Environ Health. 2022 Sep 5;21(1):79. doi: 10.1186/s12940-022-00891-7.
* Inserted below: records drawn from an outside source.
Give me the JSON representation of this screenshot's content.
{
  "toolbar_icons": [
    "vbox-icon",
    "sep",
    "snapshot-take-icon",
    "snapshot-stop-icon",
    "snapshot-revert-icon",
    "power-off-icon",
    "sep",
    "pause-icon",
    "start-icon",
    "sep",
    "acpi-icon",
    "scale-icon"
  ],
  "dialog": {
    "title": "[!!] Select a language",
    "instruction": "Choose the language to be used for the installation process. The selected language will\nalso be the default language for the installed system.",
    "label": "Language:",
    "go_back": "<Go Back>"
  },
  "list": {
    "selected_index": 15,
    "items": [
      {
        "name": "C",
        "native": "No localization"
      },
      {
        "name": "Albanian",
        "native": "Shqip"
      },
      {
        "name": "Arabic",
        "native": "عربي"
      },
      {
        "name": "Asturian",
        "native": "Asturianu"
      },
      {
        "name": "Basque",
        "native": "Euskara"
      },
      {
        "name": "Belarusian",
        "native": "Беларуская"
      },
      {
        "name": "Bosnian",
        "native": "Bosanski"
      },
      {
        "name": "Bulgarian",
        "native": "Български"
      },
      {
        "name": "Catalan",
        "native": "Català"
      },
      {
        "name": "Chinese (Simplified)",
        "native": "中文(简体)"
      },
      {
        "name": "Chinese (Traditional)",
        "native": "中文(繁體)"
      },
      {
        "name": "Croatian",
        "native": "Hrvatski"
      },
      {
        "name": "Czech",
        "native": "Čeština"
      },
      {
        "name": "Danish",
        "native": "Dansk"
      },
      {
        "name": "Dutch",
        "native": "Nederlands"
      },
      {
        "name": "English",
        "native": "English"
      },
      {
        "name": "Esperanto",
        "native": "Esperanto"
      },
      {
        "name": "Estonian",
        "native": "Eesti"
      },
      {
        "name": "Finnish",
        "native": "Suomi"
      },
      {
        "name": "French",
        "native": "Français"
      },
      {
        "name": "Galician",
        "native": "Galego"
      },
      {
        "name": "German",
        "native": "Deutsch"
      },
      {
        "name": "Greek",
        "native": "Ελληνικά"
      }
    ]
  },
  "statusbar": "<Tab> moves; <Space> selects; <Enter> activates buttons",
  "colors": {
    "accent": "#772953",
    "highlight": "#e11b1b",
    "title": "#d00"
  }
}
The safety evaluation of pesticides in the European Union (EU) relies to a large extent on toxicity studies commissioned and funded by the industry. The herbicide glyphosate and four of its salts are currently under evaluation for renewed market approval in the EU. The safety documentation submitted by the applicant companies does not include any animal study regarding developmental neurotoxicity (DNT) that is compliant with test guidelines. For a fifth salt, not included in the present application for re-approval, such a DNT study was sponsored by one of the applicant companies in 2001. That study shows an effect of that form of glyphosate on a neurobehavioural function, motor activity, in rat offspring at a dose previously not known to cause adverse effects. Counter to regulatory requirements, these effects were apparently not communicated to authorities in EU countries where that form of glyphosate was authorised at that time. That DNT study may also be relevant for the ongoing assessment of glyphosate but was not included in the present or previous applications for re-approval.In this commentary, we highlight that it is the responsibility of the industry to evaluate and ensure the safety of their products, taking all available scientific knowledge into account. We argue that the legal obligation for industry to submit all potentially relevant data to EU authorities is clear and far-reaching, but that these obligations were not fulfilled in this case. We claim that authorities cannot reliably pursue a high level of protection of human health, if potentially relevant evidence is withheld from them. We suggest that a retrospective cross-check of lists of studies performed by test laboratories against studies submitted to regulatory authorities should be performed, in order to investigate the completeness of data submitted to authorities. We further suggest that future toxicity studies should be commissioned by authorities rather than by companies, to improve the authorities' oversight over existing data and to prevent that economic conflicts of interest affect the reporting of study results and conclusions.

Keywords: Developmental neurotoxicity; Glyphosate; Glyphosate trimesium; Pesticide dossier; Reporting bias; Underreporting.

Publication types

  • Letter

MeSH terms

  • Animals
  • European Union
  • Humans
  • Neurotoxicity Syndromes*
  • Pesticides* / toxicity
  • Rats
  • Retrospective Studies


  • Pesticides